Deborah Butterfield (American)
Born 1949, San Diego, CA
Lives and works in Bozeman, MT and the Big Island of Hawaii
Deborah Butterfield's sculptural forms are based on her kindred spirits, horses. Her freestanding sculptures are constructed of tree branches or scrap metal found amongst local ranches, and are then sometimes cast in bronze.
With no sketches or maquettes Butterfield works directly with her found materials to build gentle life-sized horses, from mare to filly scale. Discards from the ranch become armaments that are realistic and spiritually charged shapes of horses' bodies. Unlike historic martial and monumental equine sculptors she explores the interior lives of horses rather than as extensions of human mobility.
Deborah Butterfield sculptures breathe life into more than 70 public museum and sculpture garden collections throughout the United States. Among them are the Walker Art Center Sculpture Garden, Minneapolis, MN, the Metropolitan Museum of Art, New York, NY, the Whitney Museum of American Art, New York, NY, and the San Francisco Museum of Modern Art, San Francisco, CA.
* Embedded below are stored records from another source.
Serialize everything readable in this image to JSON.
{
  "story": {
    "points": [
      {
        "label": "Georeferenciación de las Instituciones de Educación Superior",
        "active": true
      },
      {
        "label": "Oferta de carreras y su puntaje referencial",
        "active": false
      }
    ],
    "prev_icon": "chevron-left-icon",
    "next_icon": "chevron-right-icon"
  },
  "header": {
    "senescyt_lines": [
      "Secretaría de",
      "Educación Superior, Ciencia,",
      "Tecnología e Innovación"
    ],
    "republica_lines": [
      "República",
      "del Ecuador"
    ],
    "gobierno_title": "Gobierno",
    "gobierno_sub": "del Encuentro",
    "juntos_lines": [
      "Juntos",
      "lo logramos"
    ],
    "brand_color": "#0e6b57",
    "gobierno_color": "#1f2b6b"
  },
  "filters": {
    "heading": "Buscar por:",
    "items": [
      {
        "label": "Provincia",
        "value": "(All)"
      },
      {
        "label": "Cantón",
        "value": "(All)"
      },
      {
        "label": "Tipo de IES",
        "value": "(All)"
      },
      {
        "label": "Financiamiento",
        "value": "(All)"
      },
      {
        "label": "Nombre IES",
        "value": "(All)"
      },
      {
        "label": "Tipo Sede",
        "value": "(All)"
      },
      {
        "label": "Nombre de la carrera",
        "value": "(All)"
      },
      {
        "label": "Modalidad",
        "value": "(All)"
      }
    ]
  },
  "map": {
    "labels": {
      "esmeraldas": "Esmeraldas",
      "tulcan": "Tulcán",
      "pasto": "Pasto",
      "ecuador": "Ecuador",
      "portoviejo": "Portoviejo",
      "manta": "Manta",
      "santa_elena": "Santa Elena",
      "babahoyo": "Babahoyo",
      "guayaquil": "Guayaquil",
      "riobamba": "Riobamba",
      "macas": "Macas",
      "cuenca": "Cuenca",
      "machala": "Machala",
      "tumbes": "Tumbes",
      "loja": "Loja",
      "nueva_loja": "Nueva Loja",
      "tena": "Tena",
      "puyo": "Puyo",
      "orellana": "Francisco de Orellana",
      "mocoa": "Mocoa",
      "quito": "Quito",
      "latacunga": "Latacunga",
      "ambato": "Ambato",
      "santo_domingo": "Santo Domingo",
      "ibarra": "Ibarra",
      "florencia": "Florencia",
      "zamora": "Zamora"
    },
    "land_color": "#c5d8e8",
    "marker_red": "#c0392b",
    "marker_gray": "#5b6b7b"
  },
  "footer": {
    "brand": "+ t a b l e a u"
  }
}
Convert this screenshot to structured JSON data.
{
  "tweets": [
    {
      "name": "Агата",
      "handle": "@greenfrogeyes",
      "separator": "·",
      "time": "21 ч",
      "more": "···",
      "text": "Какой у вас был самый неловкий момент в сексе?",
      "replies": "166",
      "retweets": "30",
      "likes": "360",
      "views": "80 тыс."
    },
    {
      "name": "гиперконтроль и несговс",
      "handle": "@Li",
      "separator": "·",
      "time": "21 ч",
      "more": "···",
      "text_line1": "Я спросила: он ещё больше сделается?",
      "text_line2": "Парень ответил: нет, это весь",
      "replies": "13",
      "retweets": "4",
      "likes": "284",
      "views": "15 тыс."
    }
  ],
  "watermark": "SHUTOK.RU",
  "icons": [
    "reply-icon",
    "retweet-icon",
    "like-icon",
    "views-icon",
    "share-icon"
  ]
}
Steel, 88 x 111 x 48 inches
Bronze, 40 x 48 x 24 inches